The neighborhoods are: Kilo 14 South, Kilo 14 North, Al-Mahjar, Ghulail, Al-Qurayyat, Kilo 13, and Petromin. Entry and exit to these areas are forbidden. Residents can only leave their homes for health care and food needs during the period from 6:00 am to 3:00pm.

Meanwhile, King Abdulaziz City for Science and Technology (KACST) has announced an open application period for its new research grant program to support the Kingdom’s scientific efforts during the coronavirus crisis.

The fast-track program to support research into the coronavirus is aimed at providing support to institutions to develop detection and monitoring mechanisms in an accurate, fast and economical manner.

Dr. Abdul Aziz Al-Malik, executive director for the Life Science and Environment Research Institute at KACST, told a press conference on Saturday that the grant would provide direct financial support to scientists in research centers and universities around the country.

“The program will focus on developing diagnostic and serological tests for the virus and support epidemiological surveys, artificial intelligence systems and active genetic surveillance for the new virus,” Al-Malik said.

“KACST will also allow the grant awardees to use its laboratories around the country whenever they need it,” he said.

Al-Malik is inviting researchers interested in COVID-19-related work to submit their proposals at the portal ( between April 4 to 20. Winners will be announced ten days after the deadline.

The initiative was launched in partnership with the Ministry of Health, the Saudi Health Council and the Saudi Center for Disease Prevention and Control.

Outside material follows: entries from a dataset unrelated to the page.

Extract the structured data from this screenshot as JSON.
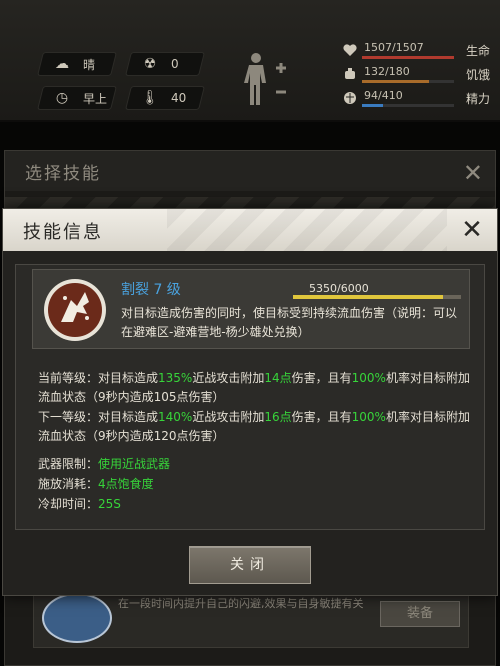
{
  "hud": {
    "weather": "晴",
    "radiation": "0",
    "time_of_day": "早上",
    "temperature": "40",
    "vitals": [
      {
        "label": "生命",
        "value": "1507/1507",
        "fill_fraction": 1.0,
        "color": "#b03a2e"
      },
      {
        "label": "饥饿",
        "value": "132/180",
        "fill_fraction": 0.733,
        "color": "#a86b2a"
      },
      {
        "label": "精力",
        "value": "94/410",
        "fill_fraction": 0.229,
        "color": "#3a7bbf"
      }
    ]
  },
  "background_dialog": {
    "title": "选择技能",
    "skill_desc": "在一段时间内提升自己的闪避,效果与自身敏捷有关",
    "equip_label": "装备"
  },
  "dialog": {
    "title": "技能信息",
    "skill_name": "割裂 7 级",
    "xp_text": "5350/6000",
    "xp_fraction": 0.892,
    "description": "对目标造成伤害的同时，使目标受到持续流血伤害（说明：可以在避难区-避难营地-杨少雄处兑换）",
    "current": {
      "label": "当前等级：",
      "p1": "对目标造成",
      "pct": "135%",
      "p2": "近战攻击附加",
      "dmg": "14点",
      "p3": "伤害，且有",
      "chance": "100%",
      "p4": "机率对目标附加流血状态（9秒内造成105点伤害）"
    },
    "next": {
      "label": "下一等级：",
      "p1": "对目标造成",
      "pct": "140%",
      "p2": "近战攻击附加",
      "dmg": "16点",
      "p3": "伤害，且有",
      "chance": "100%",
      "p4": "机率对目标附加流血状态（9秒内造成120点伤害）"
    },
    "weapon_label": "武器限制：",
    "weapon_value": "使用近战武器",
    "cost_label": "施放消耗：",
    "cost_value": "4点饱食度",
    "cooldown_label": "冷却时间：",
    "cooldown_value": "25S",
    "close_label": "关闭"
  },
  "colors": {
    "highlight": "#37d43a",
    "skill_name": "#4aa3e0",
    "xp_fill": "#e0c63c"
  }
}
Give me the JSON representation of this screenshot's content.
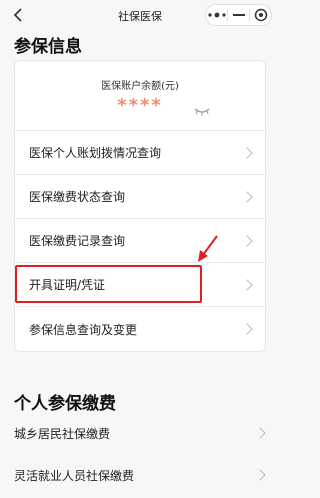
{
  "navbar": {
    "title": "社保医保"
  },
  "insurance_info": {
    "heading": "参保信息",
    "balance_label": "医保账户余额(元)",
    "balance_value": "****",
    "menu": [
      {
        "label": "医保个人账划拨情况查询"
      },
      {
        "label": "医保缴费状态查询"
      },
      {
        "label": "医保缴费记录查询"
      },
      {
        "label": "开具证明/凭证"
      },
      {
        "label": "参保信息查询及变更"
      }
    ]
  },
  "personal_payment": {
    "heading": "个人参保缴费",
    "items": [
      {
        "label": "城乡居民社保缴费"
      },
      {
        "label": "灵活就业人员社保缴费"
      }
    ]
  },
  "colors": {
    "highlight": "#e02020",
    "balance": "#f08b6b"
  }
}
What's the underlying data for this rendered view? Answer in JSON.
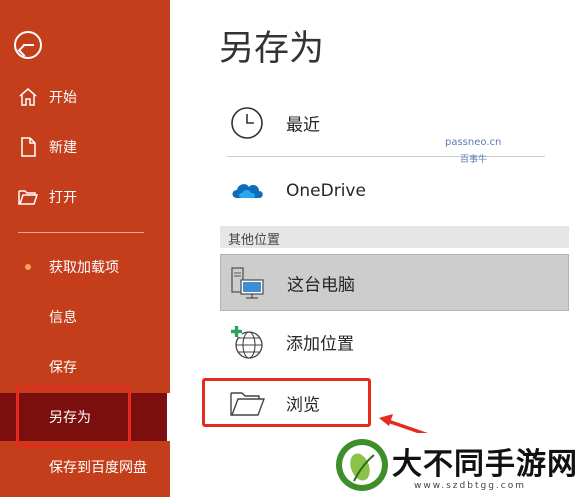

Meanwhile, the Saudi Health Ministry has announced 140 new COVID-19 cases, two of which are related to travel, bringing the total number of confirmed cases to 2,179 with 1,730 of them still active cases.

While the number of recoveries increased to 420, four new deaths were announced, three of whom were non-Saudis, increasing total deaths to 29.

During the department’s daily conference, Health Ministry spokesman Dr. Mohammed Al-Abd Al-Aly clarified that the bodies of those who died of COVID-19 were bathed and shrouded according to Islamic tradition by trained health practitioners or under the ministry’s supervision to ensure everybody’s safety.

“Their dignity is maintained from the moment they pass away until burial . . . after completing all these procedures (bathing and shrouding) under our supervision, the body no longer carries the infection.”

The ministry advises people to get their information from official sources and has dedicated a web page for updates about disease numbers in the Kingdom (